▶ What you are asked to do: All entries below are to be reproduced precisely as they stand, without the pictures.

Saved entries
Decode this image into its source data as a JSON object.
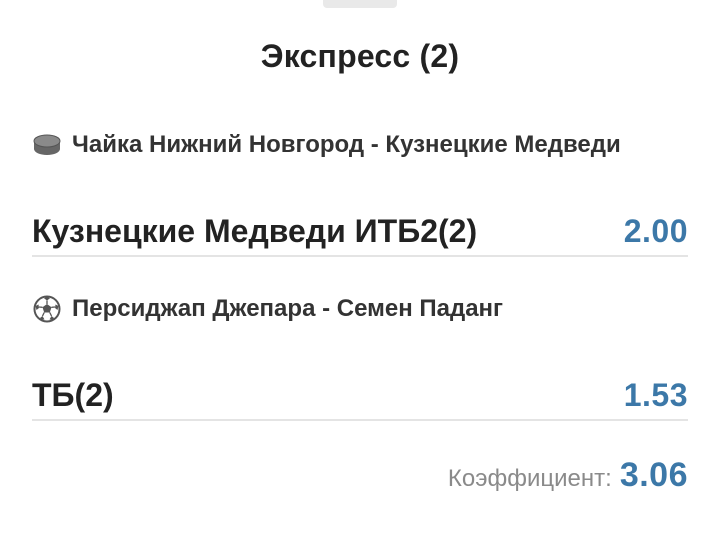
{
  "title": "Экспресс (2)",
  "events": [
    {
      "icon": "hockey-puck-icon",
      "name": "Чайка Нижний Новгород - Кузнецкие Медведи",
      "bet": "Кузнецкие Медведи ИТБ2(2)",
      "odds": "2.00"
    },
    {
      "icon": "soccer-ball-icon",
      "name": "Персиджап Джепара - Семен Паданг",
      "bet": "ТБ(2)",
      "odds": "1.53"
    }
  ],
  "total": {
    "label": "Коэффициент:",
    "value": "3.06"
  },
  "colors": {
    "odds": "#3c78a8",
    "label": "#8a8a8a",
    "divider": "#e4e4e4"
  }
}
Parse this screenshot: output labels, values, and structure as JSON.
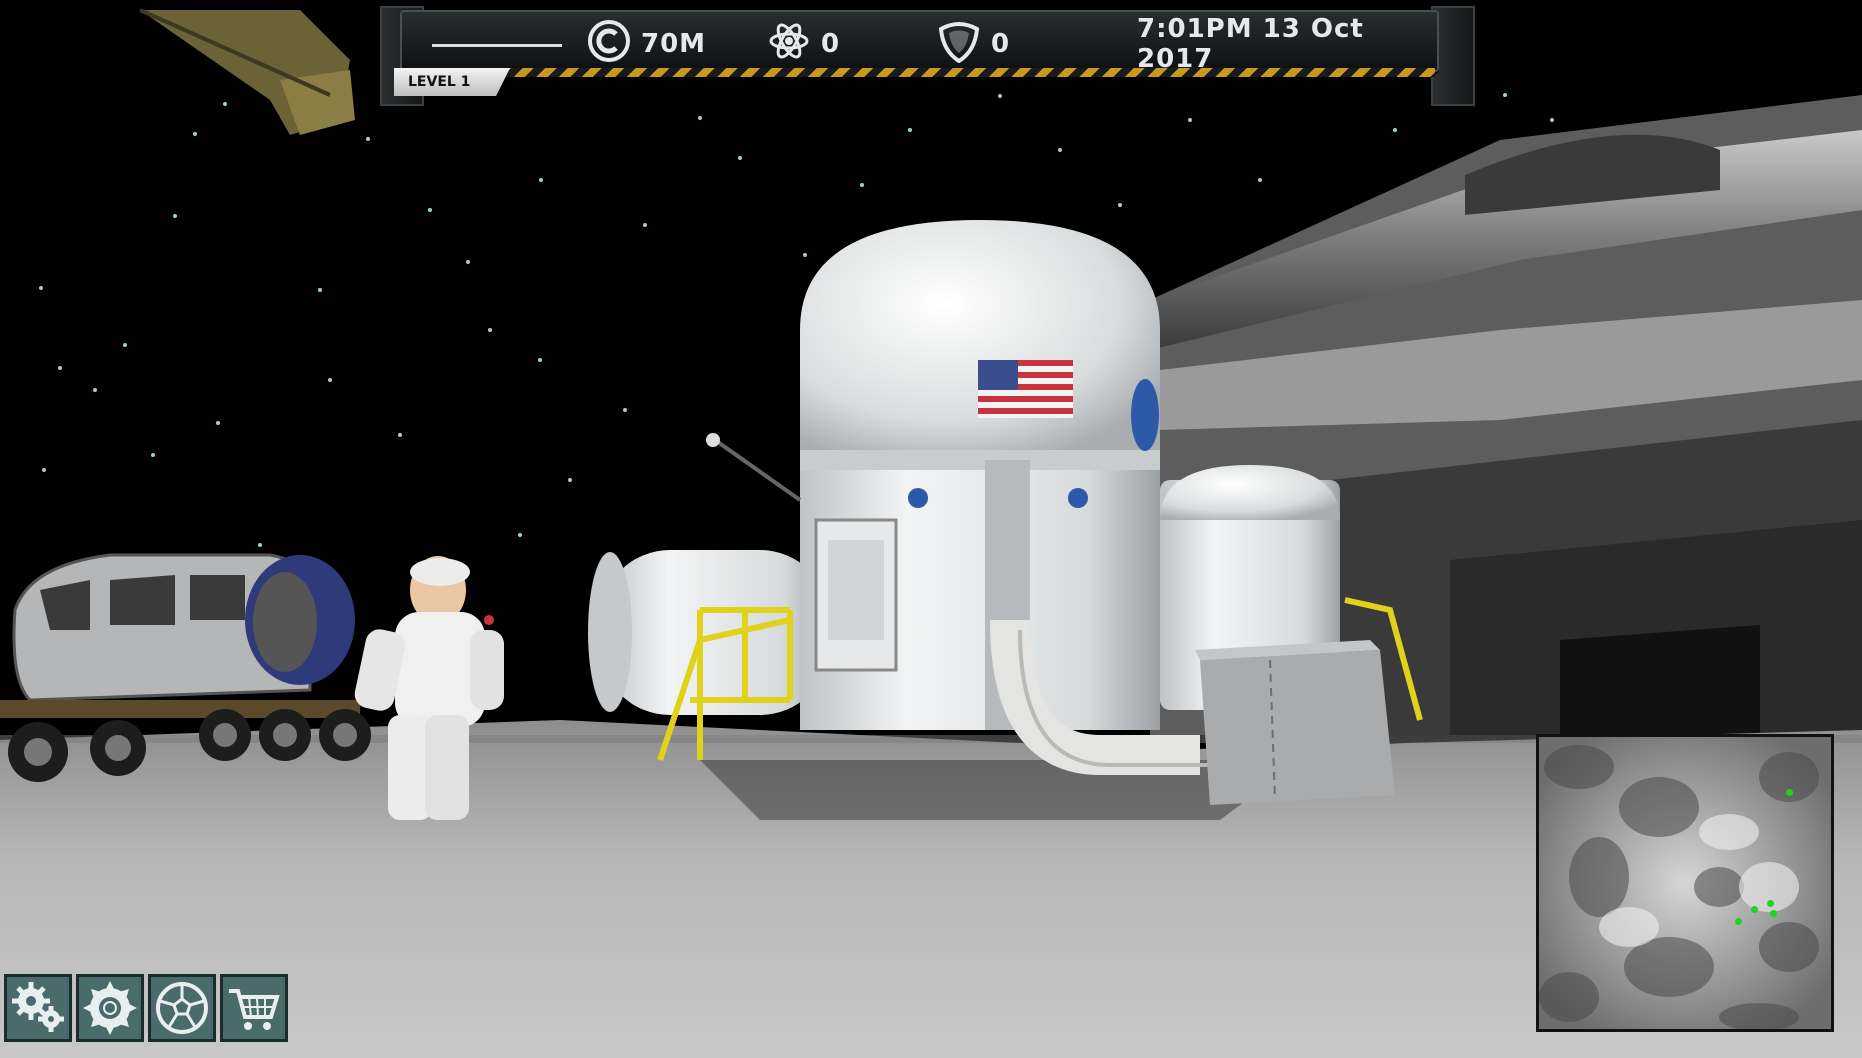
{
  "hud": {
    "credits": "70M",
    "atoms": "0",
    "shields": "0",
    "datetime": "7:01PM  13 Oct 2017",
    "level": "LEVEL 1"
  },
  "toolbar": {
    "items": [
      {
        "icon": "gears-icon"
      },
      {
        "icon": "sawblade-icon"
      },
      {
        "icon": "soccer-ball-icon"
      },
      {
        "icon": "cart-icon"
      }
    ]
  },
  "minimap": {
    "markers": 5
  },
  "colors": {
    "hud_text": "#e6e9ea",
    "hazard_yellow": "#c79a1e",
    "toolbar_button": "#4a6b6b",
    "minimap_marker": "#1fd21f"
  }
}
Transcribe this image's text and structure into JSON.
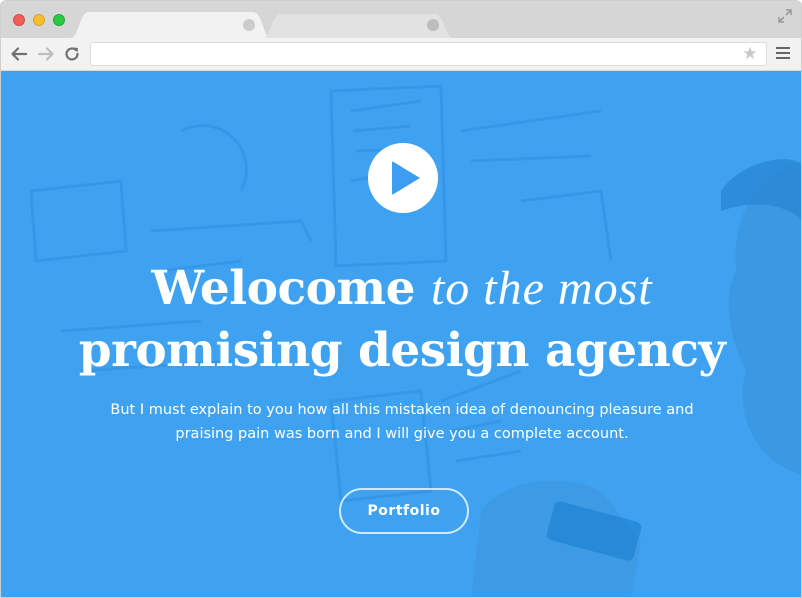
{
  "browser": {
    "tabs": [
      {
        "label": "",
        "state": "active"
      },
      {
        "label": "",
        "state": "inactive"
      }
    ],
    "address": {
      "value": "",
      "placeholder": ""
    },
    "icons": {
      "back": "arrow-left-icon",
      "forward": "arrow-right-icon",
      "reload": "reload-icon",
      "bookmark": "star-icon",
      "menu": "hamburger-menu-icon",
      "fullscreen": "expand-icon"
    }
  },
  "hero": {
    "headline_bold_1": "Welocome",
    "headline_italic": "to the most",
    "headline_bold_2": "promising design agency",
    "lead": "But I must explain to you how all this mistaken idea of denouncing pleasure and praising pain was born and I will give you a complete account.",
    "cta_label": "Portfolio",
    "overlay_color": "#2196f3"
  }
}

▶ Task solution:
Decode this image into its source data as a JSON object.
{
  "title": "Экспресс (2)",
  "events": [
    {
      "icon": "hockey-puck-icon",
      "name": "Чайка Нижний Новгород - Кузнецкие Медведи",
      "bet": "Кузнецкие Медведи ИТБ2(2)",
      "odds": "2.00"
    },
    {
      "icon": "soccer-ball-icon",
      "name": "Персиджап Джепара - Семен Паданг",
      "bet": "ТБ(2)",
      "odds": "1.53"
    }
  ],
  "total": {
    "label": "Коэффициент:",
    "value": "3.06"
  },
  "colors": {
    "odds": "#3c78a8",
    "label": "#8a8a8a",
    "divider": "#e4e4e4"
  }
}
Parse this screenshot: output labels, values, and structure as JSON.
{
  "hud": {
    "credits": "70M",
    "atoms": "0",
    "shields": "0",
    "datetime": "7:01PM  13 Oct 2017",
    "level": "LEVEL 1"
  },
  "toolbar": {
    "items": [
      {
        "icon": "gears-icon"
      },
      {
        "icon": "sawblade-icon"
      },
      {
        "icon": "soccer-ball-icon"
      },
      {
        "icon": "cart-icon"
      }
    ]
  },
  "minimap": {
    "markers": 5
  },
  "colors": {
    "hud_text": "#e6e9ea",
    "hazard_yellow": "#c79a1e",
    "toolbar_button": "#4a6b6b",
    "minimap_marker": "#1fd21f"
  }
}
Transcribe this image's text and structure into JSON.
{
  "browser": {
    "tabs": [
      {
        "label": "",
        "state": "active"
      },
      {
        "label": "",
        "state": "inactive"
      }
    ],
    "address": {
      "value": "",
      "placeholder": ""
    },
    "icons": {
      "back": "arrow-left-icon",
      "forward": "arrow-right-icon",
      "reload": "reload-icon",
      "bookmark": "star-icon",
      "menu": "hamburger-menu-icon",
      "fullscreen": "expand-icon"
    }
  },
  "hero": {
    "headline_bold_1": "Welocome",
    "headline_italic": "to the most",
    "headline_bold_2": "promising design agency",
    "lead": "But I must explain to you how all this mistaken idea of denouncing pleasure and praising pain was born and I will give you a complete account.",
    "cta_label": "Portfolio",
    "overlay_color": "#2196f3"
  }
}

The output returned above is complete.